|USASA Region I qualifiers Emigrantes Das Ilhas and Dulles Sportsplex Aegean Hawks have found themselves in a unique situation. Both have advanced to the Region I Open Cup and Amateur Cup finals, which are both set to be played on June 21. On May 31, Emigrantes got there by defeating Pancyprian Freedoms 1-0, while the Hawks got by Baltimore Colts F.C. 3-1 in extra time.|
Semedo was also the first Portuguese native to sign with an MLS club.
Captaining the club is Carlos Fernandes, who has played in the United Soccer Leagues (USL) with the Rhode Island Stingrays, New Hampshire Phantoms and Cape Cod Crusaders. Zico Veiga has been twice selected for the US National Amateur team, and has also represented Cape Verde on the Under-21 level.
Emigrantes cleared their Open Cup hurdle on May 24 by defeating Danbury United 4-2 in extra time. In 2007 it wasDanbury who qualified at the expense of Emigrantes via penalty kicks after a 1-1 draw. It looked as though history may repeat itself when Danbury tied the game at 2-2 on an 85th minute penalty kick. Prior to that, Emigrantes took a 2-1 lead on two goals from Zico Viega. However, Denivaldo DaSilva and Justin Fernandez came to the rescue for Emigrantes goals in the second overtime period.
“We were confident going to Connecticut because we felt that they were fortunate to beat us in PKs in Brockton (Mass.) (in 2007) and that it was a missed opportunity for our team,” Amado said. In fact, one of the goals of the club is to grow to the level that Danbury United has, both on the field and off. Danbury’s home field is a part of the Portuguese Cultural Center in Danbury,Connecticut.

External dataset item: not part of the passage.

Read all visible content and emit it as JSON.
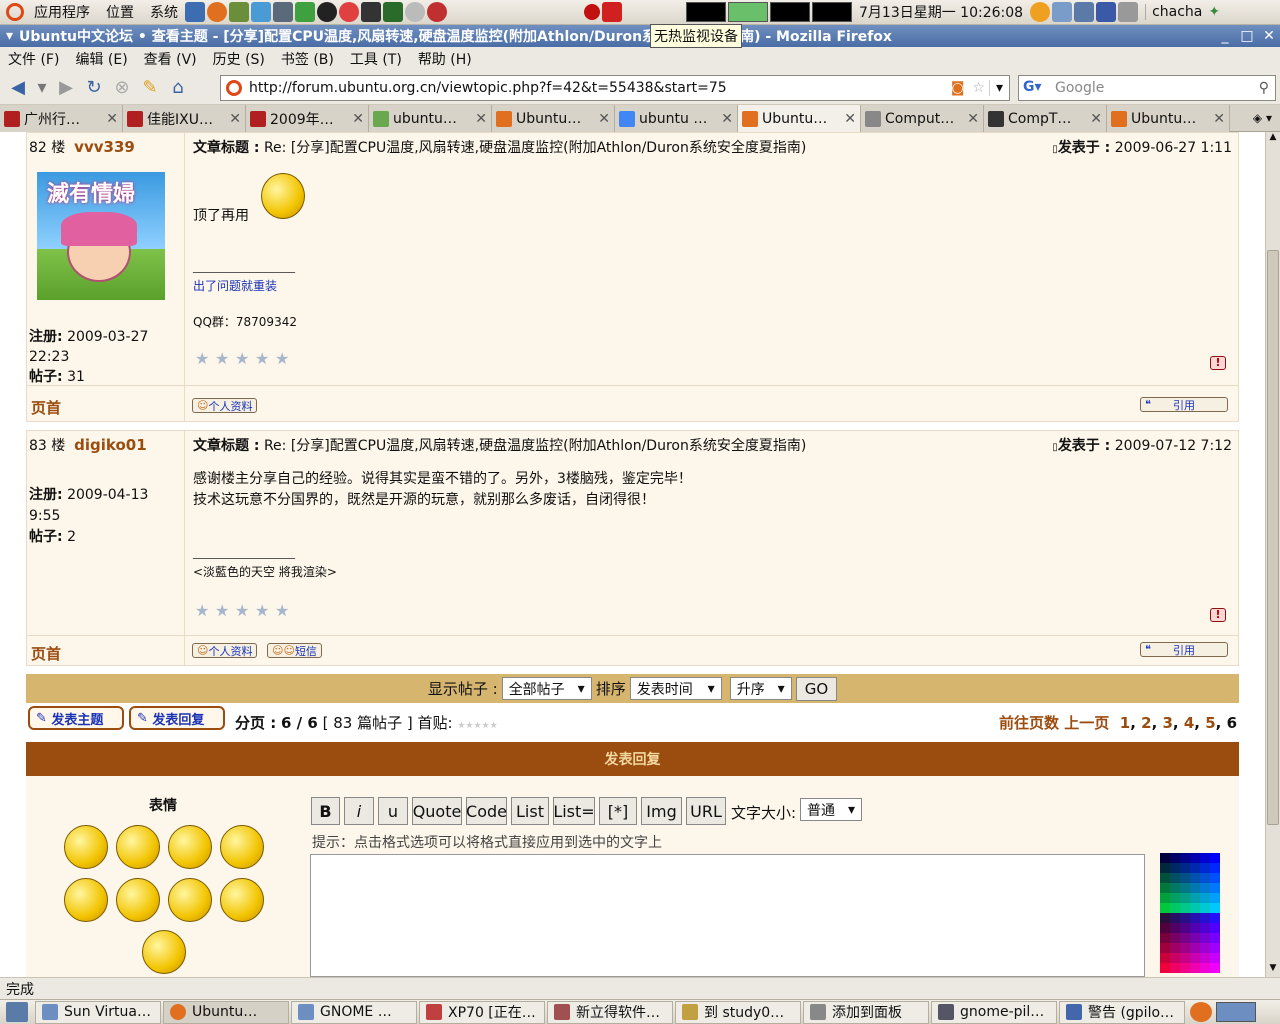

Portuguese speaking clubs have had a strong history in the southern New England area, with its roots coming from immigrants from the Azores and Cape Verde Islands in the late 19th century. According to Roger Allaway’s book “Rangers, Rovers and Spindles”, the majority of the Portuguese speaking New Bedford, Massachusetts population came from the Western Azores andCape Verde via American whaling ships, while those who settled in Fall River hailed from theEastern Azores, and did so due to recruiting done by the Fall River textile industry. The 1947 Open and Amateur cup winning Ponta Delgada club, from Fall River, took its name from the capital of Sao Miguel, the island most of the towns’ Portuguese population came from.
While Cape Verde has yet to qualify for either the World Cup or African Cup of Nations, it has produced talents like Nani (Manchester United), Patrick Viera, Miguel (Valencia), Jair (New England Revolution) and Rolando (Porto). However, most of the top talent chose to represent other nations when they are eligible to do so.
Amado knows that his club’s First Round Open Cup game against the Western Mass Pioneers of the USL Second Division is more then just a chance to pull an upset. “This is an opportunity for some of our young players to display their talents and for us to make our Cape Verdeancommunity proud.”